*What you should do*
What you return must be the complete listing, unchanged.

*Dataset records*
------
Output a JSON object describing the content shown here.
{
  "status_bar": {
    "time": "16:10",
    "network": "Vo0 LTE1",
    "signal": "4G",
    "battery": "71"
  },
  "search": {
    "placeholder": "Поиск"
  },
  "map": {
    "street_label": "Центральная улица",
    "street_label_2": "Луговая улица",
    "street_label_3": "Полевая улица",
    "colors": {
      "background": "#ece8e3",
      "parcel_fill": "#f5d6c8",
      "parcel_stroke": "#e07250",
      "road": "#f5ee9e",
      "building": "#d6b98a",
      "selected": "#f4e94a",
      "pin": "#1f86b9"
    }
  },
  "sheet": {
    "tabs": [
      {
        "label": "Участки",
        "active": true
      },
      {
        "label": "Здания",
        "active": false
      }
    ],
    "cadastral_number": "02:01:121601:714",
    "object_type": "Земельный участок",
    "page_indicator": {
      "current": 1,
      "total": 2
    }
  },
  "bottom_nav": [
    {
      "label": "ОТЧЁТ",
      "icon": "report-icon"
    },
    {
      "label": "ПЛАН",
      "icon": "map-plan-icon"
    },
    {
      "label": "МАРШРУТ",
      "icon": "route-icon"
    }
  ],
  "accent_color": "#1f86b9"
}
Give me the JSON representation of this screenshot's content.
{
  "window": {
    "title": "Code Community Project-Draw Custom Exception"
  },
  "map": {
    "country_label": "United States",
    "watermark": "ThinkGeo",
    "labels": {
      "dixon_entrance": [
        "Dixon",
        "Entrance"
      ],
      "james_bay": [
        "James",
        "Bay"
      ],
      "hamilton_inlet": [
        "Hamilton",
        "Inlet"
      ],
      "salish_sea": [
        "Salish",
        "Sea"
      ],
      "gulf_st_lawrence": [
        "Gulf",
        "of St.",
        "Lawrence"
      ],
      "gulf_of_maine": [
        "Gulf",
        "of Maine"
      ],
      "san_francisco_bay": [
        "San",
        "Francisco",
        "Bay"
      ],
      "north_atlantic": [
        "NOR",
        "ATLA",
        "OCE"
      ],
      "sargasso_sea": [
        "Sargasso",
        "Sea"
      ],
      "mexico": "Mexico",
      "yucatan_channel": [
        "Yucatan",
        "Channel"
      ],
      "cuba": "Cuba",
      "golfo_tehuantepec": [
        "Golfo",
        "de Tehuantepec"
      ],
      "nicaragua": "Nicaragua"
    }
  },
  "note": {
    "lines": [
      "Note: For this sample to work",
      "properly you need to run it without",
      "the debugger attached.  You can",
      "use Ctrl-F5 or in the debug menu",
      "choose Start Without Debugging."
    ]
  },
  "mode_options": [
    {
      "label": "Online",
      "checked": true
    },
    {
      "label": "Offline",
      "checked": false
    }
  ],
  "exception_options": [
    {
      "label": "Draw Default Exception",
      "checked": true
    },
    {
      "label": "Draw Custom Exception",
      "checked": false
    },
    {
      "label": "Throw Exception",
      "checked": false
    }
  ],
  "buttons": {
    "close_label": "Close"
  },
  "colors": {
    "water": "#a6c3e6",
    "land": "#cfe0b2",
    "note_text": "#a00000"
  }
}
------
*Reply*
Output a JSON object describing the content shown here.
{
  "status_bar": {
    "time": "16:10",
    "network": "Vo0 LTE1",
    "signal": "4G",
    "battery": "71"
  },
  "search": {
    "placeholder": "Поиск"
  },
  "map": {
    "street_label": "Центральная улица",
    "street_label_2": "Луговая улица",
    "street_label_3": "Полевая улица",
    "colors": {
      "background": "#ece8e3",
      "parcel_fill": "#f5d6c8",
      "parcel_stroke": "#e07250",
      "road": "#f5ee9e",
      "building": "#d6b98a",
      "selected": "#f4e94a",
      "pin": "#1f86b9"
    }
  },
  "sheet": {
    "tabs": [
      {
        "label": "Участки",
        "active": true
      },
      {
        "label": "Здания",
        "active": false
      }
    ],
    "cadastral_number": "02:01:121601:714",
    "object_type": "Земельный участок",
    "page_indicator": {
      "current": 1,
      "total": 2
    }
  },
  "bottom_nav": [
    {
      "label": "ОТЧЁТ",
      "icon": "report-icon"
    },
    {
      "label": "ПЛАН",
      "icon": "map-plan-icon"
    },
    {
      "label": "МАРШРУТ",
      "icon": "route-icon"
    }
  ],
  "accent_color": "#1f86b9"
}
Give me the JSON representation of this screenshot's content.
{
  "window": {
    "title": "Code Community Project-Draw Custom Exception"
  },
  "map": {
    "country_label": "United States",
    "watermark": "ThinkGeo",
    "labels": {
      "dixon_entrance": [
        "Dixon",
        "Entrance"
      ],
      "james_bay": [
        "James",
        "Bay"
      ],
      "hamilton_inlet": [
        "Hamilton",
        "Inlet"
      ],
      "salish_sea": [
        "Salish",
        "Sea"
      ],
      "gulf_st_lawrence": [
        "Gulf",
        "of St.",
        "Lawrence"
      ],
      "gulf_of_maine": [
        "Gulf",
        "of Maine"
      ],
      "san_francisco_bay": [
        "San",
        "Francisco",
        "Bay"
      ],
      "north_atlantic": [
        "NOR",
        "ATLA",
        "OCE"
      ],
      "sargasso_sea": [
        "Sargasso",
        "Sea"
      ],
      "mexico": "Mexico",
      "yucatan_channel": [
        "Yucatan",
        "Channel"
      ],
      "cuba": "Cuba",
      "golfo_tehuantepec": [
        "Golfo",
        "de Tehuantepec"
      ],
      "nicaragua": "Nicaragua"
    }
  },
  "note": {
    "lines": [
      "Note: For this sample to work",
      "properly you need to run it without",
      "the debugger attached.  You can",
      "use Ctrl-F5 or in the debug menu",
      "choose Start Without Debugging."
    ]
  },
  "mode_options": [
    {
      "label": "Online",
      "checked": true
    },
    {
      "label": "Offline",
      "checked": false
    }
  ],
  "exception_options": [
    {
      "label": "Draw Default Exception",
      "checked": true
    },
    {
      "label": "Draw Custom Exception",
      "checked": false
    },
    {
      "label": "Throw Exception",
      "checked": false
    }
  ],
  "buttons": {
    "close_label": "Close"
  },
  "colors": {
    "water": "#a6c3e6",
    "land": "#cfe0b2",
    "note_text": "#a00000"
  }
}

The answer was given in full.